Compact, light, cost effective; how resonant inductive sensing compares to resolvers.

CambridgeIC’s team has led the development of resonant inductive sensing solutions for more than 20 years, producing solutions for a wide range of industrial applications.

Compared to a resolver, this approach allows for a more compact, light and cost effective solution, ideal for integrating into designs. This short white paper summarises the similarities and differences between the two approaches.


Shared features of resonant inductive and resolvers

  • Both determine position by measuring inductive coupling factors between a moving target/rotor and fixed sensor/stator.
  • Both have coupling factors vary sinusoidally with angle and at least 2 phases of sensor coils and include an atan2(cos_coupling, sin_coupling) function for determining position.
  • Both are robust and suited to a harsh engine environment


ResonantInductive and resolver      

Fig1. Resolver “motor-like” wound construction (left) and resonant inductive coils build on a PCB (right)

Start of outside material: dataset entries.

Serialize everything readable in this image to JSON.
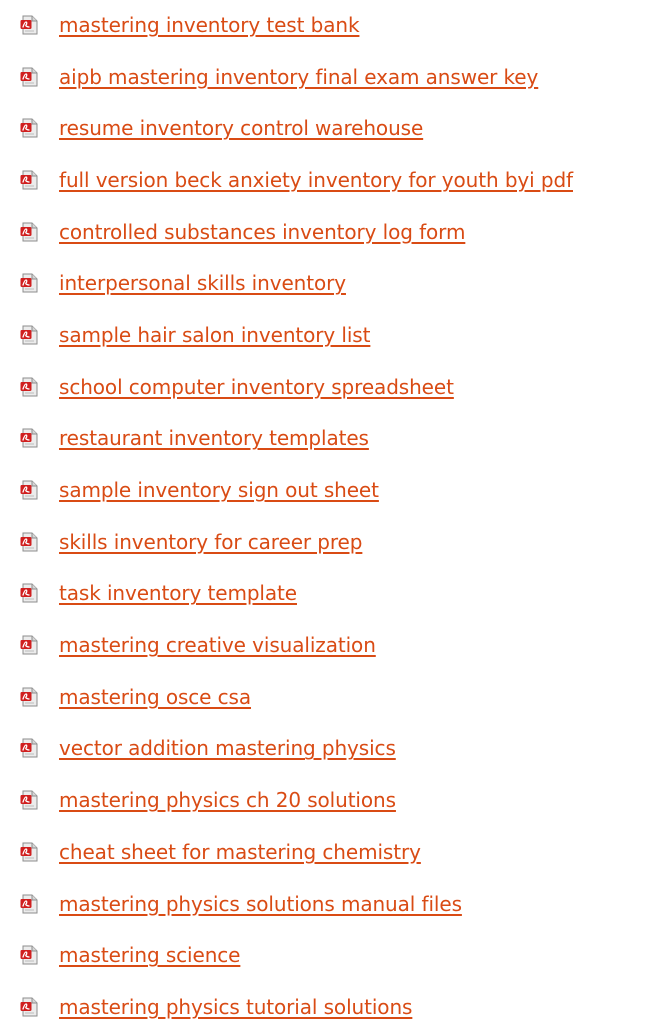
{
  "colors": {
    "link": "#d94b14",
    "icon_red": "#d01f1f",
    "icon_paper": "#eaeaea"
  },
  "icon": "pdf-file-icon",
  "links": [
    "mastering inventory test bank",
    "aipb mastering inventory final exam answer key",
    "resume inventory control warehouse",
    "full version beck anxiety inventory for youth byi pdf",
    "controlled substances inventory log form",
    "interpersonal skills inventory",
    "sample hair salon inventory list",
    "school computer inventory spreadsheet",
    "restaurant inventory templates",
    "sample inventory sign out sheet",
    "skills inventory for career prep",
    "task inventory template",
    "mastering creative visualization",
    "mastering osce csa",
    "vector addition mastering physics",
    "mastering physics ch 20 solutions",
    "cheat sheet for mastering chemistry",
    "mastering physics solutions manual files",
    "mastering science",
    "mastering physics tutorial solutions"
  ]
}
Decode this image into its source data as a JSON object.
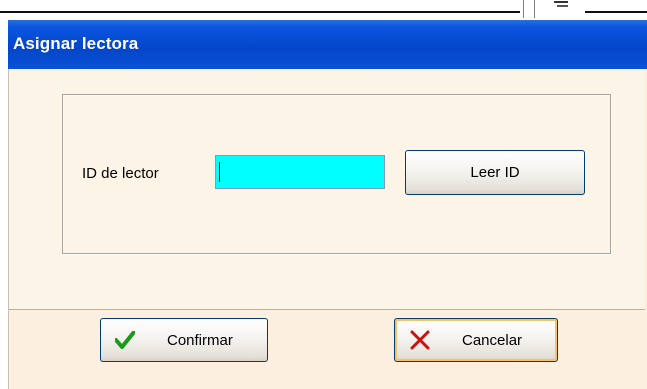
{
  "dialog": {
    "title": "Asignar lectora"
  },
  "form": {
    "reader_id_label": "ID de lector",
    "reader_id_value": "",
    "read_id_button": "Leer ID"
  },
  "actions": {
    "confirm_label": "Confirmar",
    "cancel_label": "Cancelar"
  },
  "colors": {
    "titlebar": "#0446c8",
    "input_background": "#00ffff",
    "dialog_background": "#fdf3e5",
    "confirm_icon": "#1a9a1a",
    "cancel_icon": "#cc1010"
  },
  "icons": {
    "confirm": "check-icon",
    "cancel": "x-icon"
  }
}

  • Resonant inductive sensors are usually built from a PCB while resolvers are wound components constructed like a motor
  • Resonant inductive sensors use a resonant target with relatively high Q factor, so that the target can be excited by current in the sensor separately to receiving signals back from it (“pulse echo”).  This means there is no chance of the “breakthrough” that resolvers suffer from, which is an important cause of linearity errors, especially when misaligned.  See Fig 2 and also

Resonant Inductive System Pulse Echo Cycle

Fig 2: Sequence of events in a pulse echo cycle for Resonant Inductive System

  • Resonant inductive sensors operate at a higher frequency, while the steel in a traditional resolver prevents operation at high frequencies.
  • Resonant inductive sensors have a much lower impedance than resolvers due to having only a few coil turns.

Advantages of resonant inductive sensors

  • Fundamentally lower cost sensor and target
  • Sensor and target can use standard PCB fabrication/assembly from any convenient manufacturer, and are not tied to a specialist supplier
  • Lower linearity error due to greater scope for design optimisation, including when sensor and target are misaligned form the rotation axis.
  • Lower linearity error due to “pulse echo” sensor interrogation, so that it is easier to suppress once per revolution position errors.
  • Fewer analog components external to processor.  This is because passive (RC) filters can be used in place of active (op-amp) filters, because the sensor coils have a low impedance.
  • Sensor can include “fine” and “coarse” sensor coil pairs for an output that is full absolute across 360° of rotation (from “coarse” coils with one pole pair per revolution) while still achieving high accuracy and resolution (from multi-pole “fine” sensor coils).  In some applications absolute 360° is a requirement.  However even if it isn’t, it can help indirectly, for example by allowing the customer to infer how error changes across a full 360° and hence correct for that error and deliver greater drive smoothness.
  • Fundamentally lower group delay between actual angle and angle reported to motor controller, due to higher operating frequency, so that velocity and position control loops can have higher bandwidth and/or margins and perform better.
  • Resonant inductive sensors and targets have more design flexibility, allowing a tighter and more optimised integration with the customer’s machine.

Disadvantages of resonant inductive sensors

  • A faster ADC rate is required to digitise the incoming sensor signals
  • It takes more digital signal processing to process sensor signals because the detected frequency is a variable (equal to the target’s resonator frequency) and not fixed (the same as the excitation frequency)
  • They use a higher excitation frequency, so the waveform edges used to excite the sensor need to be adequately slowed down to suppress electrostatic emissions
  • They’re a recent technology (~ 10 years) and don’t have the deep history of resolvers (~70 years)

Find out more

This white paper is intended to provide background and guidance; for more detailed insights and assistance with questions on resonant inductive sensing and whether it is suitable for your application, get in touch with CambridgeIC’s engineers using our live chat or email links.